Justine (Garance Marillier), a lifelong vegetarian, arrives at veterinary college to study her family’s vocation. Timid and eager to not stand out, Justine goes with the flow and accepts various hazing rituals. When one such ritual involves her eating a rabbit’s kidney, though, she begins to question her meat-free lifestyle. Deviating from her dietary constraints, she finds herself dragged kicking and screaming into a bloody voyage of self-discovery…
Whether it’s Carrie getting her first period and proceeding to hone her telekinetic powers in murderous ways, or Buffy having to work through her high-school woes and fend off the undead in one fell swoop, female coming-of-age tales often reach for thematic richness by tapping into the supernatural or macabre. This isn’t always a guarantee of success – for every Heathers there are five Twilights – but those that work make one thing implicitly clear: tone is essential. Get this wrong and the whole thing falls apart. Nail it, though, and the disparate elements congeal into a riveting, rambunctious, resonant whole. Raw, Julia Ducournau’s riotous addition to the canon, is well and truly within the latter camp.
The unsettling opening unfolds with a dreamlike wordlessness, quietly observing an unidentified figure as they run out in front of the car and then calmly approach the wreckage. It’s not yet explicitly related to the narrative (and the true nature of its connection isn’t revealed until much later), but it keys you into the movie’s grooves with hypnotic ease. As a symbol, too, it’s indelible: in this protagonist’s journey, there are going to be casualties.
Not that you’d know it at first, though. When we first meet said protagonist, Justine (played, in a casting coup, by Garance Marillier), she’s meek and mild mannered: silently shuffled off to veterinary school by her parents and then herded through an initiation ritual with nonplussed ambivalence, she’s a young girl in identity limbo. Crowds amass the screen and drown our heroine, with the camera doing its utmost to stay tethered as it follows her path. Later, she drags her bedsheets over her to drown out the encroaching outside world, screaming and batting away anyone who tries to disturb her. Etched in Marillier’s deer-in-headlights expression is a yearning to feel comfortable and at place where her inability to fit in is frequently literalised.
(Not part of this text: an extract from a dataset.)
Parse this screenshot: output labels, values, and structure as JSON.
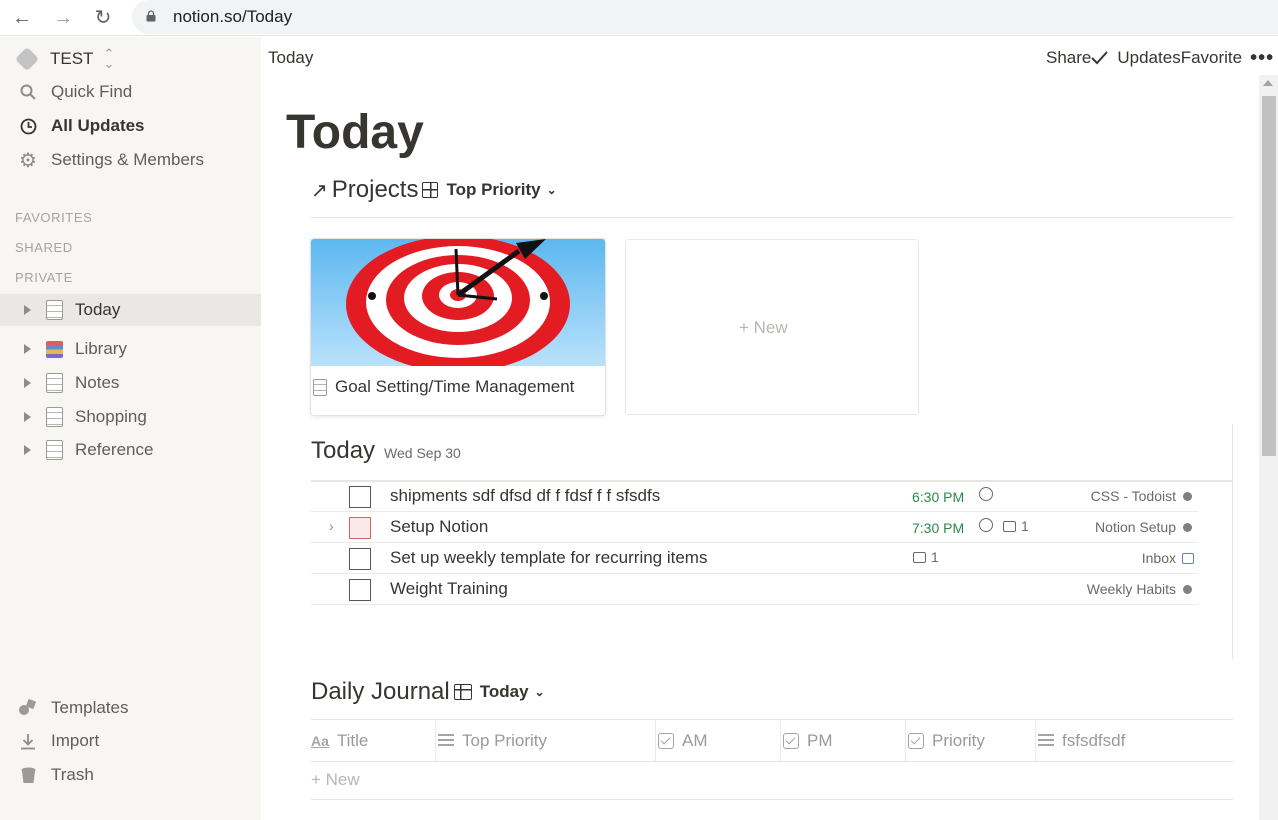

This all changes once she eats a rabbit’s kidney. An instance of hazing going too far, this raw organ awakens something within this lifetime-vegetarian. At first it’s just a rash, but endless cravings force her to accept that she now has a taste for meat. Unfortunately, this newfound predilection rears its ugly head when she digests part of her sister, after which it becomes more and more difficult for her to curb her new impulse.
And it is during this stretch that the movie really takes flight. It’s a gruesome flight, that’s for sure, applying a Lynchian sense of sinister otherworldliness to the banal, basking in ruthless, raw sexuality and pursuing the kind of body horror to make Cronenberg squirm. But it’s one that soars with confidence, holding you in a vice-like grip and selling every single one of its symbolic whims through sheer force of will. Ducournau, with a stellar leading lady and whip-smart screenplay, exercises the control of a maestro, slowly lowering you into the surreal rabbit hole of Justine’s mindscape and ensuring that each shocking character twist is rooted in deeply understandable behaviour.
Heady as this may sound, though, Raw is an absolute trip to watch. The (sporadic) gore is gruesome, sure, but it’s counterbalanced by a keen sense of character and a wicked sense of humour. Some of the laughs stem from nervousness, some from awkward recognition and some from the sheer absurdity of everything, but all hit harder than pretty much anything else seen on screen this year. And even once the more visceral reactions it evokes have died down, the lavish thematic material leaves a lot to chew on.
All of which makes Raw a peculiar beast, indeed. It has the aesthetic and deliberate pacing of an arthouse curio, but it lands its blows with the bravado of a Hollywood blockbuster. It lingers in the mind like a future cult classic, but its central character drama is so perfectly realised that it cries out for a wider audience. It can have its Grand Guignol cake and literally eat it, while also culminating in a punchline that is at once gut-bustingly hilarious and thematically perfect.
This is a movie destined to find new, adoring audiences for decades to come.